The Importance of Law


Law is a system of rules created by the government or society on a particular topic to deal with crime, trade, social relations, property, finance and many other issues. The study of these rules and their enforcement is called jurisprudence.

While there are differences among legal theorists, most consider the purpose of law to be securing justice. This justice may be distributive or corrective. The former seeks to ensure that everyone has a fair share of the social benefits, while the latter seeks to remedy wrongs committed against individuals or groups of people.

In modern societies, the laws are often complex and can be difficult to understand. Some people choose to become lawyers and work to make the laws more clear for others to understand. Others become judges and enforce the law by resolving disputes between individuals or companies. Some people even run the government, but no matter what type of government exists, the rule of law must be followed.

The law is important because it protects the rights of all citizens, regardless of their social class or background. It also establishes the minimum standards for behaviour in a society and helps to prevent conflict and disagreement. For example, a person who breaks the law and assaults another person could be charged with a criminal offence. This is because the law sets out what behaviour is considered acceptable and unacceptable, and it allows a judge to make a decision about punishment.

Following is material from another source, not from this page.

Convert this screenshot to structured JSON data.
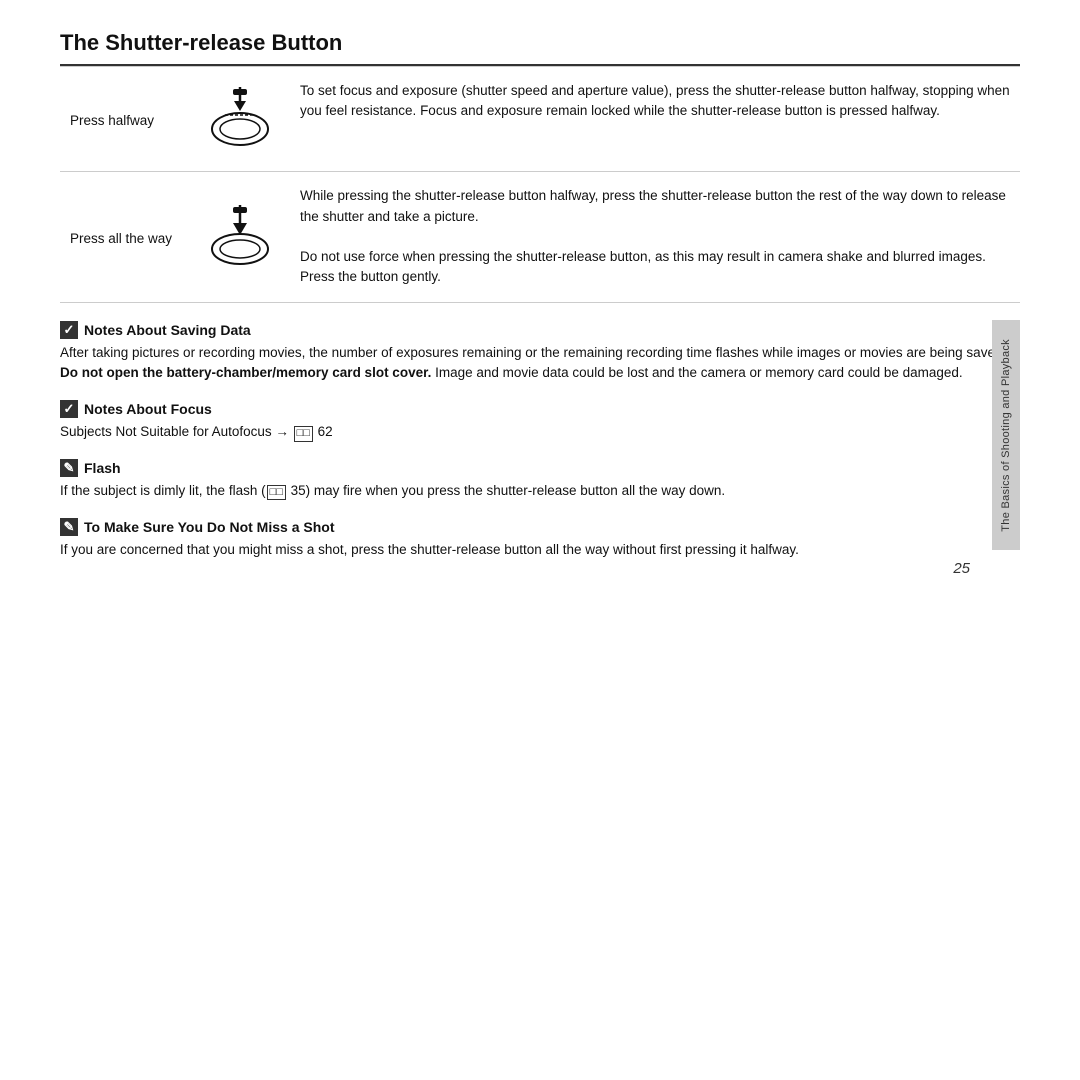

Although the law is important, it is not perfect. Some people try to use the law to gain advantages over others, and this is often seen as a problem by those who believe in the principle of equal treatment under the law. In addition, the law can be abused by those in power, and this is why it is important to have checks and balances in place. These include separation of powers, the free press and a stable political system.

Law is a complicated subject because it cannot be empirically verified like other sciences, such as physics (as in the law of gravity) or sociology (as in the law of demand and supply). Instead, the law is a set of precepts that are established and enforced by humans and is therefore not as objective as scientific laws. It is also not as simple as saying “this is the law”, because it can be amended or repealed at any time. This complexity means that the law is always changing and developing, making it a dynamic concept.